Mumbai, May 17: Low-cost carrier Air Asia India has decided to go slow with its fleet expansion due to lack of clarity on international flying rules and has also deferred its one-plane-per-month fleet expansion plan, ending the year with 7-10 planes from the present five.
"We slowed down in adding one plane a month plan. I took the call of watching and waiting," airline's chief executive Mittu Chandilya told PTI, and blamed the decision to the lack of clarity on overseas flying rights for new airlines.
"Now we have five planes. ... By December, we should end up anywhere between seven and 10 planes," he said, adding the number of routes it operates will grow to 15 from the present nine.
Chandilya, the youngest chief executive in the domestic aviation industry, said the fleet expansion depends on the way forward on the 5/20 rule (five years of domestic operations and 20 planes) which governs flying abroad, evolving competition and solving the infrastructure issues plaguing the airports. "Ideally, they should abolish the 5/20 rule.
Realistically, it will be a variation where the point system (bonus scores for flying into the Northeast and other under-served markets that the government recently proposed) that they keep talking about will come out.
"I am very optimistic that things will change where open skies and free competition will all be something that will come up," he said, when asked about his expectations on the way forward with the 5/20 rule.
The new government has not been successful in pushing ahead with plan to relax 5/20 rule despite the fact that this was one of the initial reforms mooted by the Civil Aviation Minister Ashok Gajapati Raju.
The airline has clearly identified the overseas routes where it wants to fly, but the policies are a big deterrent, Chandilya added.
In January, the no-frills carrier had announced that it would add one plane per month from March onwards, which would have taken its fleet strength to around 14. However, its fleet has grown by only one plane to five now.
Chandilya explained that the aggressive fleet expansion strategy involved taking on some routes which may be abandoned by competition due to their own internal troubles.
"We were looking at taking on some domestic routes that somebody else walked away from.
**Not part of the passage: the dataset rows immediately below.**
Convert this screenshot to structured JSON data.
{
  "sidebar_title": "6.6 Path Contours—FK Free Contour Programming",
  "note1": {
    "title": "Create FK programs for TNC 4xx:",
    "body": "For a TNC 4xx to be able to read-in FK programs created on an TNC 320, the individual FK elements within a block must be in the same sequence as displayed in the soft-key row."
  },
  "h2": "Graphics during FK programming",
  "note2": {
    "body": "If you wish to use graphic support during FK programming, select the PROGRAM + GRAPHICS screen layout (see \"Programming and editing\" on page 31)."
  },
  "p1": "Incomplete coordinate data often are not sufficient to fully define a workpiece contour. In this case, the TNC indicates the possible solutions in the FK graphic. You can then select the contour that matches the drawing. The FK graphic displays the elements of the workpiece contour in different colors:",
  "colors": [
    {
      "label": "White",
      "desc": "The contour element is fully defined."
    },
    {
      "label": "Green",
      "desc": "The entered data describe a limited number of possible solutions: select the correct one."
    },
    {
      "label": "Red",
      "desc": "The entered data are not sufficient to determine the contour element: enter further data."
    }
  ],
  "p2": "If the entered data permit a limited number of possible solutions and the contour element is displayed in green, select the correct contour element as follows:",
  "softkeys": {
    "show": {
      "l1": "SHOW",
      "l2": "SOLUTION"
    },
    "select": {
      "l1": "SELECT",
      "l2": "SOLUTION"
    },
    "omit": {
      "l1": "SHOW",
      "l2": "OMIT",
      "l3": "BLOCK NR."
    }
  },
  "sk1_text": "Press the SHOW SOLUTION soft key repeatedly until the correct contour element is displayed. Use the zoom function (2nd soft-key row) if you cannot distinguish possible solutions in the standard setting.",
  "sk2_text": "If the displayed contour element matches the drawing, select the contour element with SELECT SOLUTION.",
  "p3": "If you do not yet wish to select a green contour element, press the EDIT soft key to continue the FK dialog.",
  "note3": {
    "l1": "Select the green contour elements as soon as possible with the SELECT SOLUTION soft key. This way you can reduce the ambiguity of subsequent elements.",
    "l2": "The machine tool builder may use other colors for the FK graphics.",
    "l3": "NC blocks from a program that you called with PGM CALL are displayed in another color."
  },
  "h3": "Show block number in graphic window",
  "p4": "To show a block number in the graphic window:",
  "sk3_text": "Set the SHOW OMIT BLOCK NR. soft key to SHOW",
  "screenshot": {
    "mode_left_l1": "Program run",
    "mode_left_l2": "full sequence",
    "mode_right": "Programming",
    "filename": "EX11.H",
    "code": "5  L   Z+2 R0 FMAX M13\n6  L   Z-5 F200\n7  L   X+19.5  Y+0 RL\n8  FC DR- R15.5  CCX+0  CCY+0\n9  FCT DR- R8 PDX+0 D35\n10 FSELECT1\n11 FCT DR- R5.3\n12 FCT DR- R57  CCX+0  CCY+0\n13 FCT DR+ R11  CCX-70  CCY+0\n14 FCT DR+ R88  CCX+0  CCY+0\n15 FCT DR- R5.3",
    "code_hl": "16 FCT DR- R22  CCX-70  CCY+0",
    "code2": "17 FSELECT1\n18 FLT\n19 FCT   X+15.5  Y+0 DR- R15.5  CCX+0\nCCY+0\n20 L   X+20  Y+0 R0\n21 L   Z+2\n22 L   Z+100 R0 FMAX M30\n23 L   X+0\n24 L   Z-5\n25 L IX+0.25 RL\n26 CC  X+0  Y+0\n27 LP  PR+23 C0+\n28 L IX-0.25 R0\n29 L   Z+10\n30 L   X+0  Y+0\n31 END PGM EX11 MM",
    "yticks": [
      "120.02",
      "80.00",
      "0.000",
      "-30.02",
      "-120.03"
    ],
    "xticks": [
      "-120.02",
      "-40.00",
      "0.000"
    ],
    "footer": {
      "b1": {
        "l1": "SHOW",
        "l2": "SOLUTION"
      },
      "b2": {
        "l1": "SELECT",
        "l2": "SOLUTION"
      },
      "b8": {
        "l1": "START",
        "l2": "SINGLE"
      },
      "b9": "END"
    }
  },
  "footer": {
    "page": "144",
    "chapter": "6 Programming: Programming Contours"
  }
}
Then I said, if we did that, it would be very short-term focus," he said, ahead of the first anniversary of the carrier.
He said airport infrastructure needs an upgrade for the carrier's footprint to grow, and pointed out the case of lucrative market of Mumbai where the facilities are a hurdle.
"If we start from Mumbai, we will be close to 100 per cent on load factors. Mumbai is a wonderful city, it has a travelling population who are looking to be adventurous, go to destinations that we could go to.
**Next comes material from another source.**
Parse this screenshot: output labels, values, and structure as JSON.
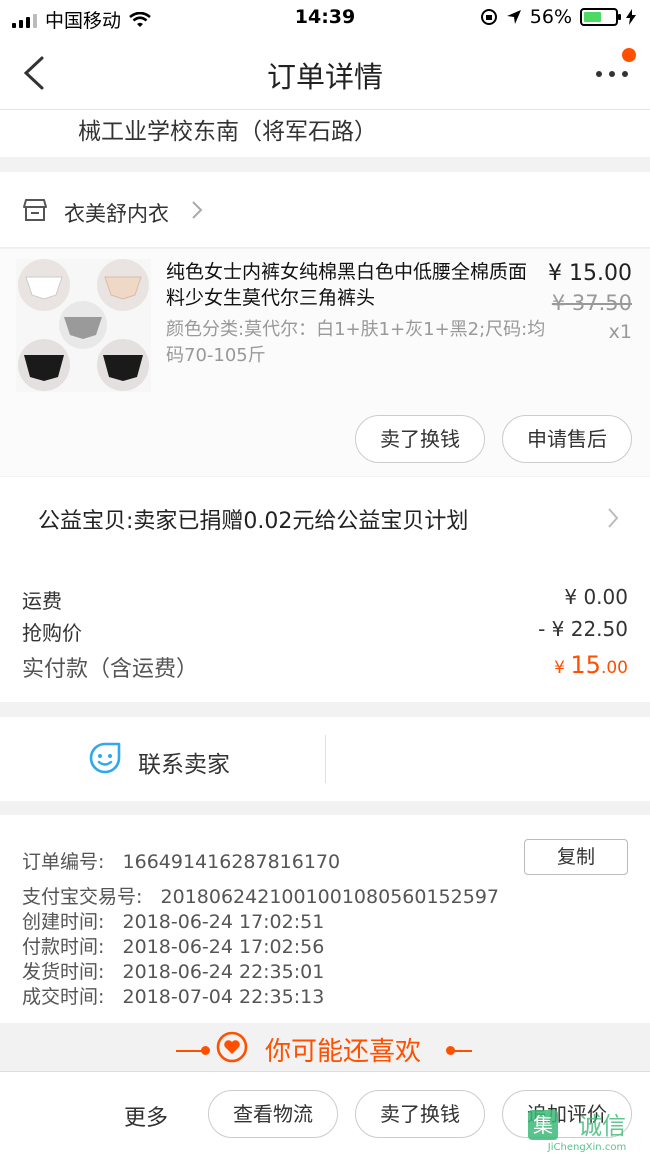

"It is the infrastructure (that is the problem), I can't afford delays. I can't be circling around in the air. I need very quick, 25-minute turnarounds," he said.
With the first anniversary of the airline, which is a joint venture between the Tony Fernandes-led Air Asia and the Tata Group and Rahul Bhatia-run Telestra Tradeplace, coming up on June 12, Chandilya said the airline continues to be excited.
"I am really excited about Indian aviation. There is a lot going on and I think the opportunities are there, they have never come down. I am very excited about what it holds for us," he said.
However, when asked that the market disruptive strategies generally associated with its parent are not seen here, Chandilya asked to wait and see the space, and also claimed that there have already been some of firsts the airline has achieved.
In an apparent reference to the war-of-words the company's top shots are engaged with competition on the micro-blogging site, Chandilya said, "people only pick up on Twitter thing, but we will be a lot disruptive in fares, prices, routes. We are only airline that has flown to two virgin routes, nobody else has done."